It should thus be appreciated that there has been provided an aircraft display system and method for indicating at least one parameter of a perspective display FOV on a two dimensional (e.g., moving map) display in an intuitive and readily-comprehendible manner. It should further be appreciated that, in certain embodiments, the system and method are capable of including the aircraft's roll angle and/or pitch angle in the FOV determination for display on the moving map. While an exemplary embodiment of the present invention has been described above in the context of a fully functioning computer system (i.e., avionics display system 10), those skilled in the art will recognize that the mechanisms of the present invention are capable of being distributed as a program product (i.e., an avionics display program) and, furthermore, that the teachings of the present invention apply to the program product regardless of the particular type of computer-readable media (e.g., floppy disc, hard drive, memory card, optical disc, etc.) employed to carry-out its distribution.
While at least one exemplary embodiment has been presented in the foregoing detailed description of the invention, it should be appreciated that a vast number of variations exist. It should also be appreciated that the exemplary embodiment or exemplary embodiments are only examples, and are not intended to limit the scope, applicability, or configuration of the invention in any way. Rather, the foregoing detailed description will provide those skilled in the art with a convenient road map for implementing an exemplary embodiment of the invention. It being understood that various changes may be made in the function and arrangement of elements described in an exemplary embodiment without departing from the scope of the invention as set forth in the appended claims.
|Cited Patent||Filing date||Publication date||Applicant||Title|
|US4682160 *||Jul 25, 1983||Jul 21, 1987||Harris Corporation||Real time perspective display employing digital map generator|
|US4702698 *||Sep 21, 1984||Oct 27, 1987||Harris Corporation||Digital radar generator|
|US6889124 *||Mar 18, 2003||May 3, 2005||Gerald J. Block||Method and apparatus for reducing false taws warnings and navigating landing approaches|
|US7010398 *||Feb 27, 2003||Mar 7, 2006||The Boeing Company||Control system providing perspective flight guidance|
|US7098809 *||Feb 18, 2003||Aug 29, 2006||Honeywell International, Inc.||Display methodology for encoding simultaneous absolute and relative altitude terrain data|
|Citing Patent||Filing date||Publication date||Applicant||Title|
|US8831796 *||Jan 6, 2012||Sep 9, 2014||Honeywell International Inc.||System and method for indicating a perspective cockpit field-of-view on a vertical situation display|
|US20100083894 *||Oct 7, 2008||Apr 8, 2010||Continental Automotive Systems Us, Inc.||Multi-colored features for instrument cluster gauges|

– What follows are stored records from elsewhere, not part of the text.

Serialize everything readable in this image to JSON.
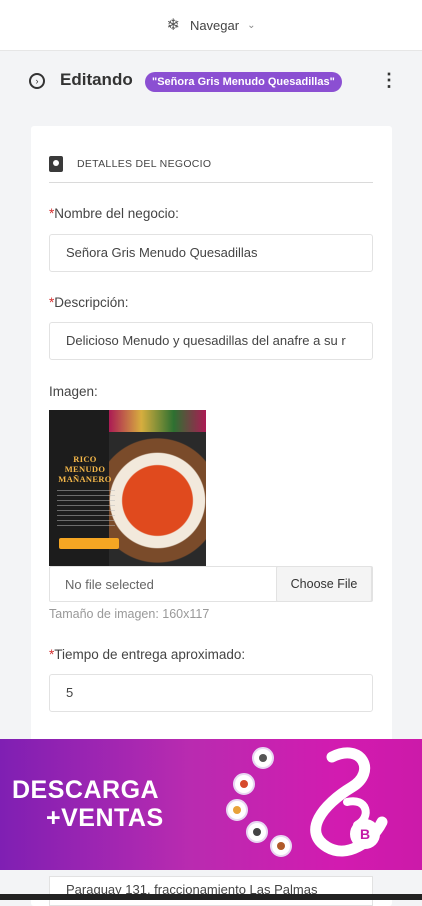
{
  "nav": {
    "label": "Navegar",
    "icon": "snowflake-icon",
    "chevron": "chevron-down-icon"
  },
  "edit": {
    "title": "Editando",
    "badge": "\"Señora Gris Menudo Quesadillas\"",
    "badge_color": "#8b4fd2"
  },
  "section": {
    "title": "DETALLES DEL NEGOCIO",
    "icon": "contact-book-icon"
  },
  "form": {
    "name_label": "Nombre del negocio:",
    "name_value": "Señora Gris Menudo Quesadillas",
    "desc_label": "Descripción:",
    "desc_value": "Delicioso Menudo y quesadillas del anafre a su r",
    "image_label": "Imagen:",
    "image_text": "RICO MENUDO MAÑANERO",
    "file_status": "No file selected",
    "file_button": "Choose File",
    "image_hint": "Tamaño de imagen: 160x117",
    "delivery_label": "Tiempo de entrega aproximado:",
    "delivery_value": "5",
    "address_value": "Paraguay 131, fraccionamiento Las Palmas",
    "required_mark": "*"
  },
  "ad": {
    "line1": "DESCARGA",
    "line2": "+VENTAS",
    "logo_letter": "B",
    "colors": {
      "start": "#7f1fb3",
      "end": "#d21bb0"
    }
  }
}
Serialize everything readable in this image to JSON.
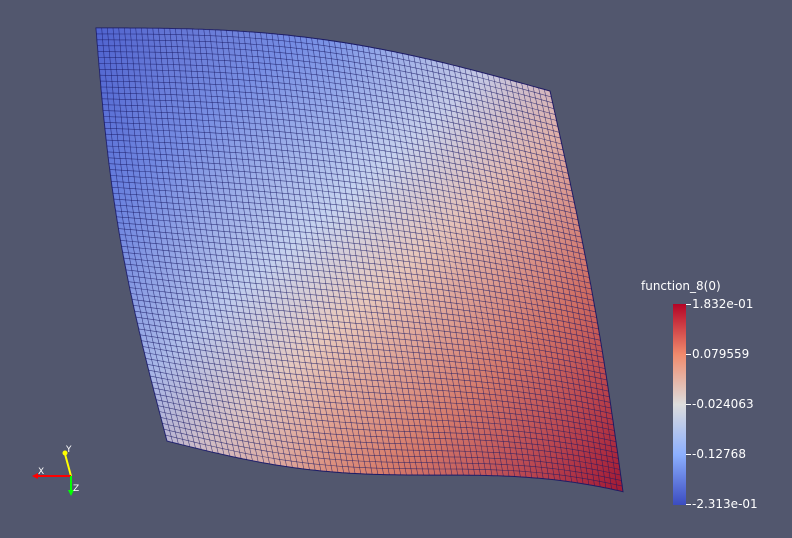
{
  "legend": {
    "title": "function_8(0)",
    "ticks": [
      "1.832e-01",
      "0.079559",
      "-0.024063",
      "-0.12768",
      "-2.313e-01"
    ],
    "colors": {
      "high": "#b40426",
      "mid": "#dddddd",
      "low": "#3b4cc0"
    }
  },
  "axes": {
    "x_label": "X",
    "y_label": "Y",
    "z_label": "Z",
    "x_color": "#ff0000",
    "y_color": "#ffff00",
    "z_color": "#00ff00"
  },
  "colors": {
    "background": "#52576e",
    "mesh_line": "#1a1a66"
  }
}
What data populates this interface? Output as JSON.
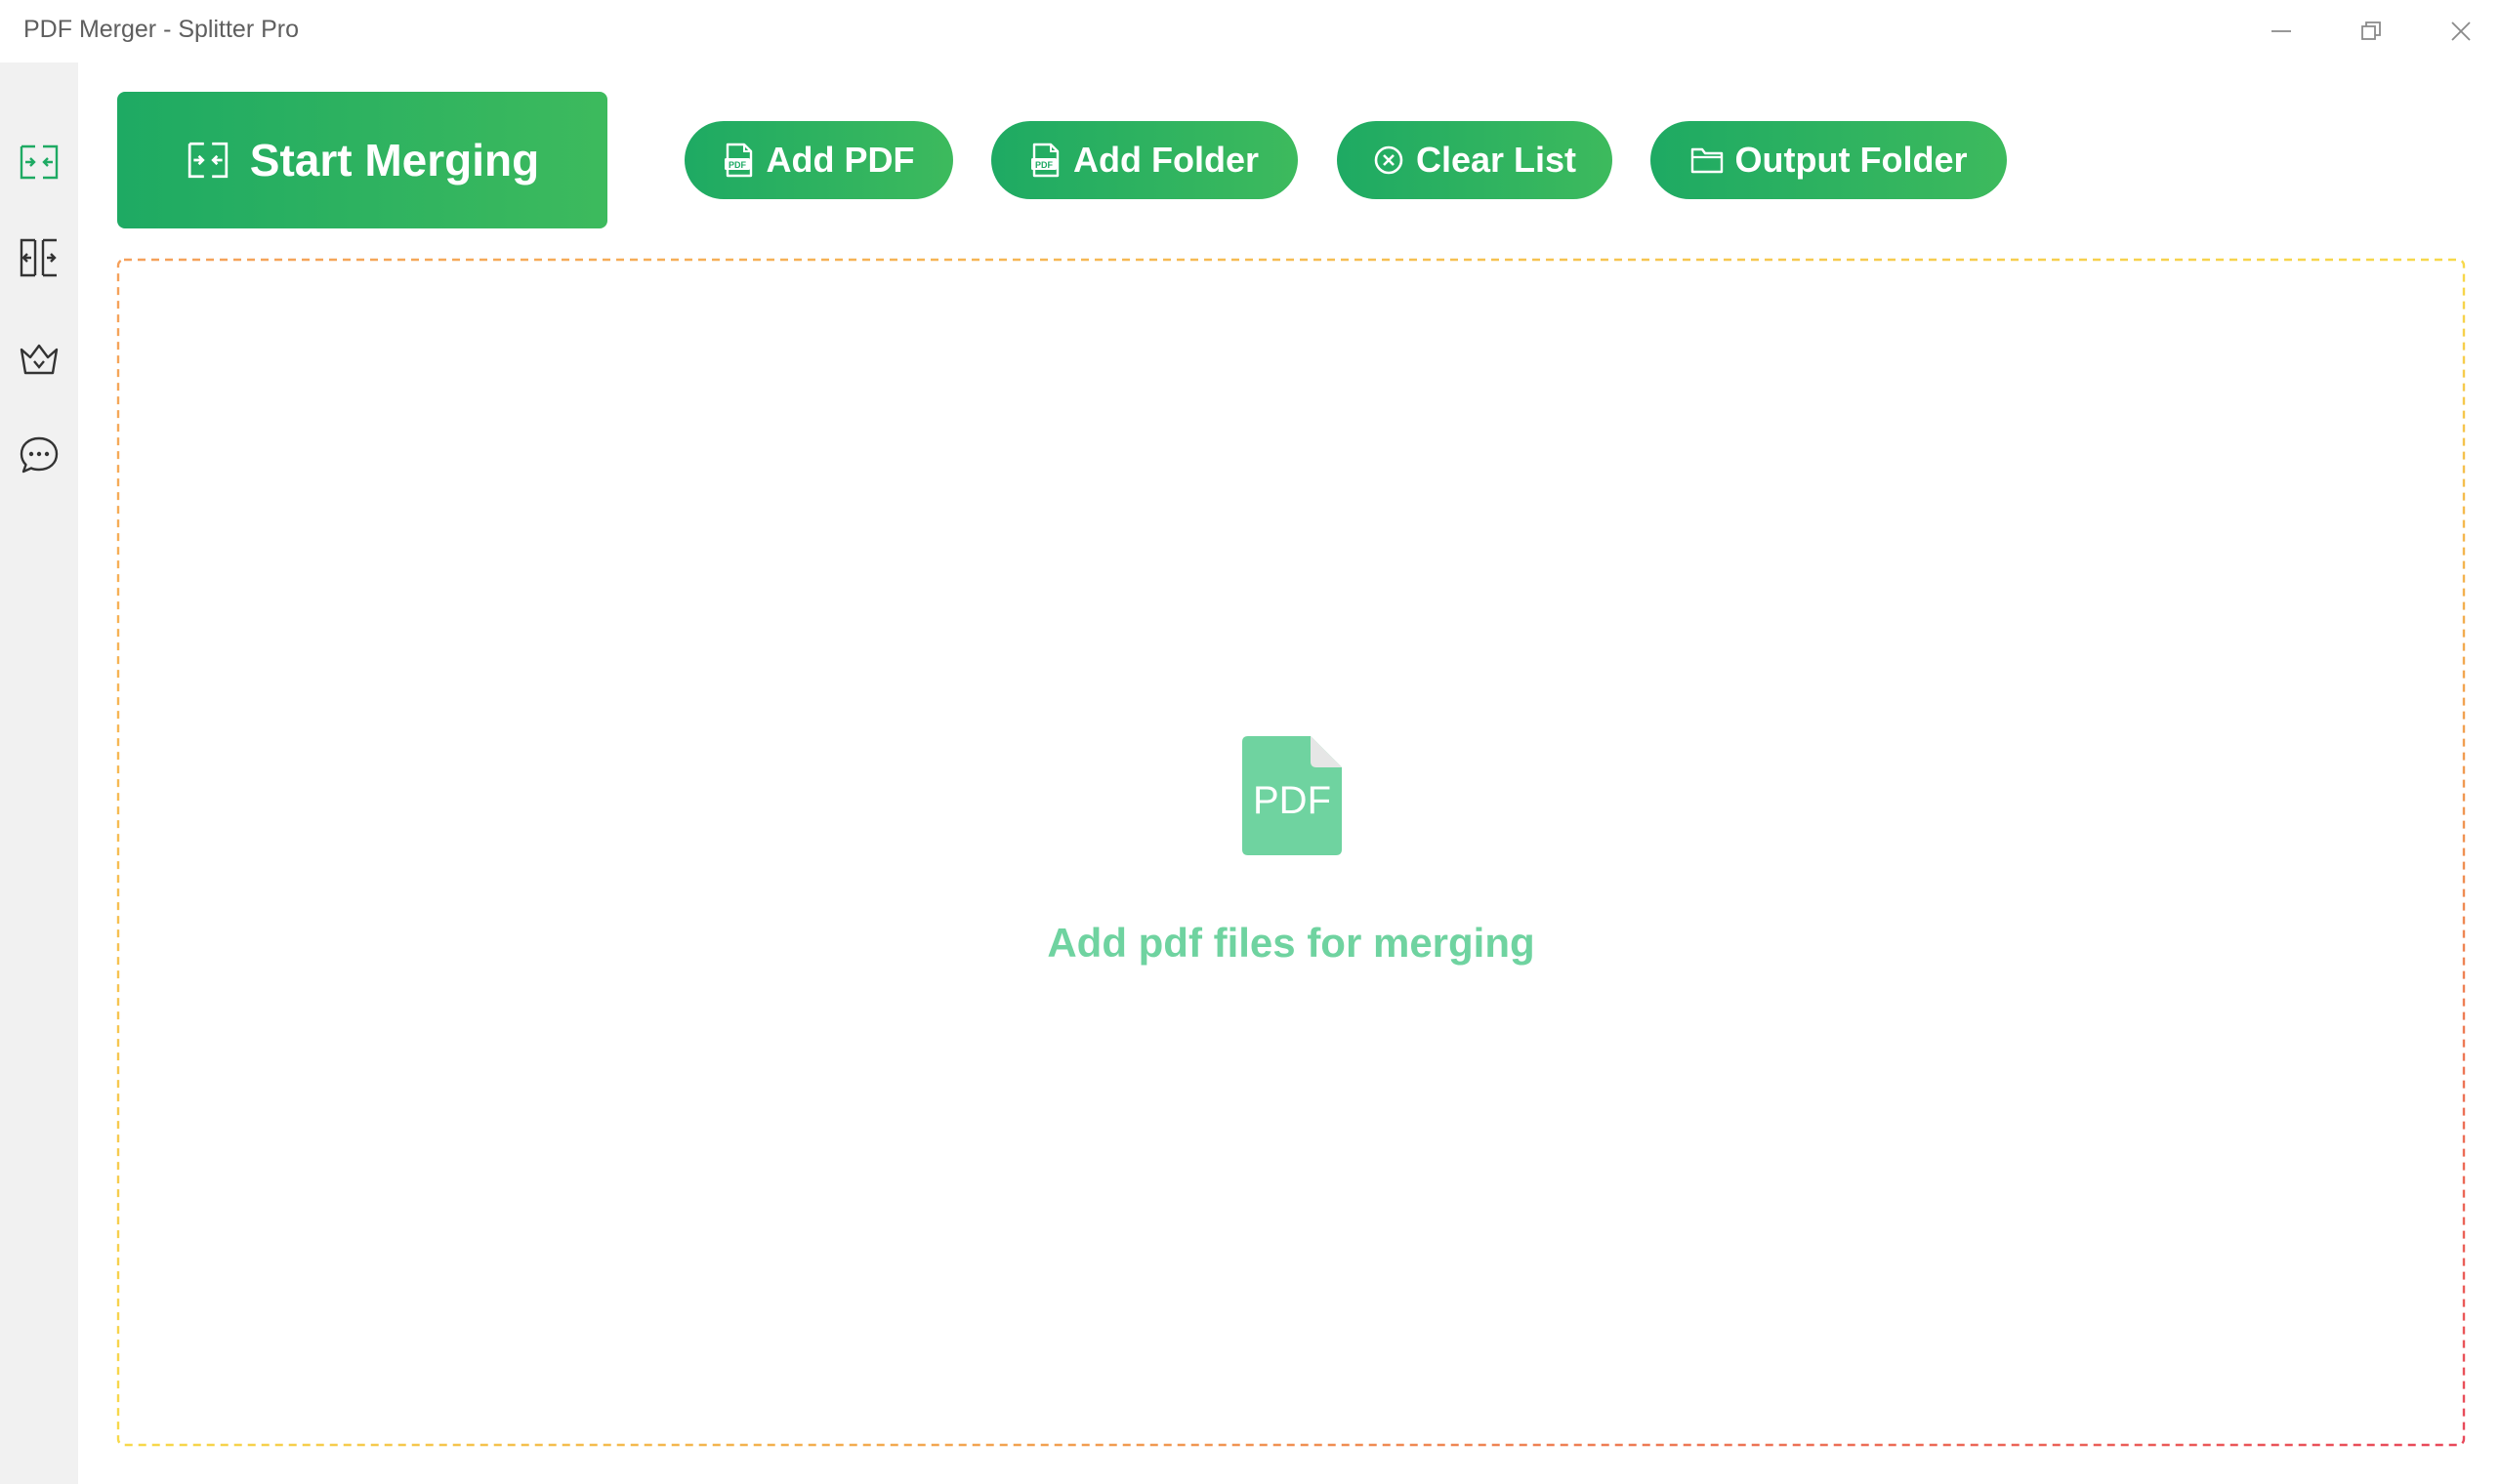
{
  "app": {
    "title": "PDF Merger - Splitter Pro"
  },
  "window_controls": {
    "minimize_icon": "minimize-icon",
    "maximize_icon": "restore-icon",
    "close_icon": "close-icon"
  },
  "sidebar": {
    "items": [
      {
        "id": "merge",
        "icon": "merge-icon",
        "active": true
      },
      {
        "id": "split",
        "icon": "split-icon",
        "active": false
      },
      {
        "id": "premium",
        "icon": "crown-icon",
        "active": false
      },
      {
        "id": "feedback",
        "icon": "chat-bubble-icon",
        "active": false
      }
    ]
  },
  "toolbar": {
    "start_label": "Start Merging",
    "add_pdf_label": "Add PDF",
    "add_folder_label": "Add Folder",
    "clear_list_label": "Clear List",
    "output_folder_label": "Output Folder"
  },
  "drop_zone": {
    "icon_text": "PDF",
    "message": "Add pdf files for merging"
  },
  "colors": {
    "accent_green": "#1eaa63",
    "accent_green_light": "#3dba5d",
    "empty_text": "#6fd3a0",
    "pdf_icon": "#6fd3a0",
    "border_orange": "#f5a05a",
    "border_yellow": "#f7d94a",
    "border_red": "#e8485a",
    "sidebar_bg": "#f1f1f1"
  }
}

|US20130179010 *||Jan 6, 2012||Jul 11, 2013||Honeywell International Inc.||System and method for indicating a perspective cockpit field-of-view on a vertical situation display|
|U.S. Classification||340/973, 340/980, 340/979|
|Aug 27, 2007||AS||Assignment|
Owner name: HONEYWELL INTERNATIONAL, INC., NEW JERSEY
Free format text: ASSIGNMENT OF ASSIGNORS INTEREST;ASSIGNORS:WYATT, IVAN S.;HE, GANG;FEYEREISEN, THEA L.;AND OTHERS;REEL/FRAME:019747/0371;SIGNING DATES FROM 20070416 TO 20070824
Owner name: HONEYWELL INTERNATIONAL, INC., NEW JERSEY
Free format text: ASSIGNMENT OF ASSIGNORS INTEREST;ASSIGNORS:WYATT, IVAN S.;HE, GANG;FEYEREISEN, THEA L.;AND OTHERS;SIGNING DATES FROM 20070416 TO 20070824;REEL/FRAME:019747/0371
|Oct 28, 2014||FPAY||Fee payment|
Year of fee payment: 4